Return, from the listing that follows, each line containing the word "YOUR".

===

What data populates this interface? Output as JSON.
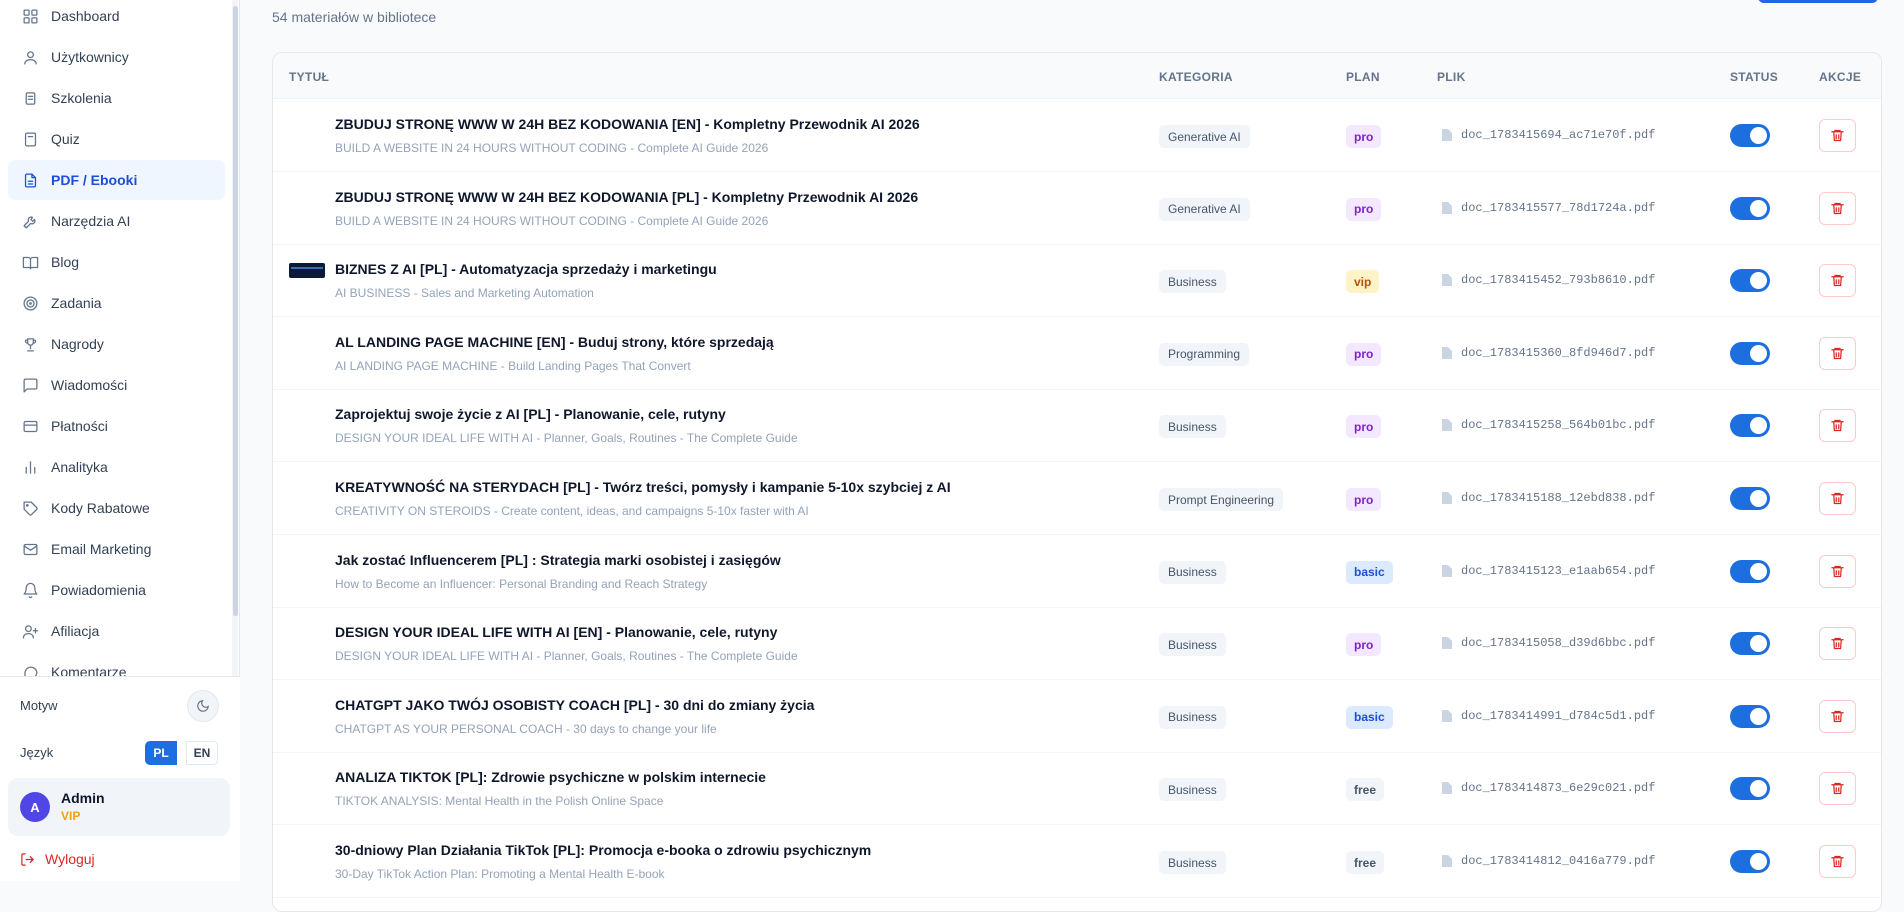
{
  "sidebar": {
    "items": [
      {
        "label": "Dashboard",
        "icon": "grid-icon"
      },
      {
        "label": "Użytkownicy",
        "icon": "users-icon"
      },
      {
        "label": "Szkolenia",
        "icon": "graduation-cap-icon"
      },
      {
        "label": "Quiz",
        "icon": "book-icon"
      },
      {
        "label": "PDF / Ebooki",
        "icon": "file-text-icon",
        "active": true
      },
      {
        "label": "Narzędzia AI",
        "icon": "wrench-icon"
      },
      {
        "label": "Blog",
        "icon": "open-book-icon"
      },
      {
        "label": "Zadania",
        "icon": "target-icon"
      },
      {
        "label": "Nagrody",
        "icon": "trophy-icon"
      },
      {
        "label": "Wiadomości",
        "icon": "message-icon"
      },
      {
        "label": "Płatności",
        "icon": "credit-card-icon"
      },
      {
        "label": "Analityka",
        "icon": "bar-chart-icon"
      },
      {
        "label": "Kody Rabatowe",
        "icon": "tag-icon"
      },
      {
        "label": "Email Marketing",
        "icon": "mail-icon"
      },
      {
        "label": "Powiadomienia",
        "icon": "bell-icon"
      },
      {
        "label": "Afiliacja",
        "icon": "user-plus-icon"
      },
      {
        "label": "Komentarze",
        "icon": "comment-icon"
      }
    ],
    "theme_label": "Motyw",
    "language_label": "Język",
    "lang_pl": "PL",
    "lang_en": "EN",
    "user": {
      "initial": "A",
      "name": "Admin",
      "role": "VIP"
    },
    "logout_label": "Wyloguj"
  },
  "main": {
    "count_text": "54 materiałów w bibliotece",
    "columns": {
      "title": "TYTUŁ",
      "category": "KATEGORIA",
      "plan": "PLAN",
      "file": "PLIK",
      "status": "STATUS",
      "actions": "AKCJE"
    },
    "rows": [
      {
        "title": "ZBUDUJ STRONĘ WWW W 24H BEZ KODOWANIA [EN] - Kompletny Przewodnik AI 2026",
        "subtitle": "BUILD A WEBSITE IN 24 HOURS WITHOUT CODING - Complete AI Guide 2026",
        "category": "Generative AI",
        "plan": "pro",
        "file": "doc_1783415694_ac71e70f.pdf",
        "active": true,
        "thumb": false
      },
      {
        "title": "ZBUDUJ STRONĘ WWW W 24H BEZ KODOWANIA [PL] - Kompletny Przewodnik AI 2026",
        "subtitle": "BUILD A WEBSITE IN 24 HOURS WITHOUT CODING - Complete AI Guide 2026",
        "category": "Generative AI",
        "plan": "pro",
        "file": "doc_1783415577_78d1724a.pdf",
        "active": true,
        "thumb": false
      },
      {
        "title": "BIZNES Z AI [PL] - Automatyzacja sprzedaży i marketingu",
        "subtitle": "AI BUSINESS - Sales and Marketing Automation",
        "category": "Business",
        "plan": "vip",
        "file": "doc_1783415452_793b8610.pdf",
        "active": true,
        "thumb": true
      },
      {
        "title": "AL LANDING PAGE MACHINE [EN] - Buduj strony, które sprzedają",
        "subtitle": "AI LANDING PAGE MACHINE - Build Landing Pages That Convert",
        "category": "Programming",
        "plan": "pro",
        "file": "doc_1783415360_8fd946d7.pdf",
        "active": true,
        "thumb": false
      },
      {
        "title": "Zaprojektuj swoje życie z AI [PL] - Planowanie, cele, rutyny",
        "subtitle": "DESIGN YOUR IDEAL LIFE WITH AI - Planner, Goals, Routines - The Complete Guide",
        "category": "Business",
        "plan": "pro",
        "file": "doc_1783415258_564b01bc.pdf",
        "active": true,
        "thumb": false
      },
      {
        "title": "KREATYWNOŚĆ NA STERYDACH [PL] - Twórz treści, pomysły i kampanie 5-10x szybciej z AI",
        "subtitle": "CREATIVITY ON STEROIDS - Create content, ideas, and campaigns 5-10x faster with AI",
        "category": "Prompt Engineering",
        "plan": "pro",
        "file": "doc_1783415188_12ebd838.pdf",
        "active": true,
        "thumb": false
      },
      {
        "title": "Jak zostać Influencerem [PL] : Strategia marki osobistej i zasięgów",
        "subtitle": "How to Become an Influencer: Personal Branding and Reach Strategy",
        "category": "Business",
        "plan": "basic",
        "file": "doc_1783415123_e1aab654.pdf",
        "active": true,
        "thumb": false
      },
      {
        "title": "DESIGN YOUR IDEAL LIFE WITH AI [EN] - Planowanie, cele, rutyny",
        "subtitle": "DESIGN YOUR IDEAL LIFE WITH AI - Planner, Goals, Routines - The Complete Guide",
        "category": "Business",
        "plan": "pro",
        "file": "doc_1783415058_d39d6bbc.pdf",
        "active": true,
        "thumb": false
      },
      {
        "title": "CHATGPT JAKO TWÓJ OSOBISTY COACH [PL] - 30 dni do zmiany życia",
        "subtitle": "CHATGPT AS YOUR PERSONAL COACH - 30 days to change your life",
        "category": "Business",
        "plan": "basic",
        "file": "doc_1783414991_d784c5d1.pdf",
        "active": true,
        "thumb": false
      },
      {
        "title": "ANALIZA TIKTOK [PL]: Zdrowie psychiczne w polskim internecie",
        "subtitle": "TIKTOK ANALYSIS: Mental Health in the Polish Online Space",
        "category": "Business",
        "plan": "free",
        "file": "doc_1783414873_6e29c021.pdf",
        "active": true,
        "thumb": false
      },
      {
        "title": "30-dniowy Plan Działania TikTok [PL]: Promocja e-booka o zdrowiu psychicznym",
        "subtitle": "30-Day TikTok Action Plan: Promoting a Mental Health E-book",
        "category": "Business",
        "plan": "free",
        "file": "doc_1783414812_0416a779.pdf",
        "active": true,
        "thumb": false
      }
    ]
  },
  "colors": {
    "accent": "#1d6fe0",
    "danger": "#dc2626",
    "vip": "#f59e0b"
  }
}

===

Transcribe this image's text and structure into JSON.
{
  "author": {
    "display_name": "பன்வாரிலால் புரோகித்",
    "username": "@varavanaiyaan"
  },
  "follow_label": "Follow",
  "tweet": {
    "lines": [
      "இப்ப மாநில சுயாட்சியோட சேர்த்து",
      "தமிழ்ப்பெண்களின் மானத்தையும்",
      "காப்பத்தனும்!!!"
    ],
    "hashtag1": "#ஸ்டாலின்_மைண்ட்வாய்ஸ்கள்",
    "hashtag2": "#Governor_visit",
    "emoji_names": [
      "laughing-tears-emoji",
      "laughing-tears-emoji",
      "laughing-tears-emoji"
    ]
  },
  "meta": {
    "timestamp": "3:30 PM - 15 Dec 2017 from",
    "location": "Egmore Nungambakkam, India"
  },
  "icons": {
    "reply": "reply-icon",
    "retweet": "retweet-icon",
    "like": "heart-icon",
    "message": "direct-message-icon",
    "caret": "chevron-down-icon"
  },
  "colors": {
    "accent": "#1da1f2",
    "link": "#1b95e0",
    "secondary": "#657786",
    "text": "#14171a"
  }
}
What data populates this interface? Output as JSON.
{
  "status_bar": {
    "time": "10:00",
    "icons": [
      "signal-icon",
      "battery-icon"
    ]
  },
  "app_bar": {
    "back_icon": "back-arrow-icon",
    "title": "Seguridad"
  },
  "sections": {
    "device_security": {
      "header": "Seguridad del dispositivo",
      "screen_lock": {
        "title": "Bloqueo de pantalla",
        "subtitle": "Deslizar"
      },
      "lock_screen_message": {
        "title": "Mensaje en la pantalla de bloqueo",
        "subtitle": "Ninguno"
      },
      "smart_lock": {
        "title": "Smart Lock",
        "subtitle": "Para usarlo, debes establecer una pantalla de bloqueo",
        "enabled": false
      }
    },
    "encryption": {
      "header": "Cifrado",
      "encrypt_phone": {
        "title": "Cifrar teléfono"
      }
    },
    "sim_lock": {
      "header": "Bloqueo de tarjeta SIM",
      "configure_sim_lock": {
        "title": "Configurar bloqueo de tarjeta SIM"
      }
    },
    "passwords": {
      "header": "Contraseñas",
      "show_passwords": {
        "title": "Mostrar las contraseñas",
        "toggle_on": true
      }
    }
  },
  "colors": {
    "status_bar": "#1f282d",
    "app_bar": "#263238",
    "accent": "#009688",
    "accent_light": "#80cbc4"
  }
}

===

ANSWER BOX
        "subtitle": "DESIGN YOUR IDEAL LIFE WITH AI - Planner, Goals, Routines - The Complete Guide",
        "title": "DESIGN YOUR IDEAL LIFE WITH AI [EN] - Planowanie, cele, rutyny",
        "subtitle": "DESIGN YOUR IDEAL LIFE WITH AI - Planner, Goals, Routines - The Complete Guide",
        "subtitle": "CHATGPT AS YOUR PERSONAL COACH - 30 days to change your life",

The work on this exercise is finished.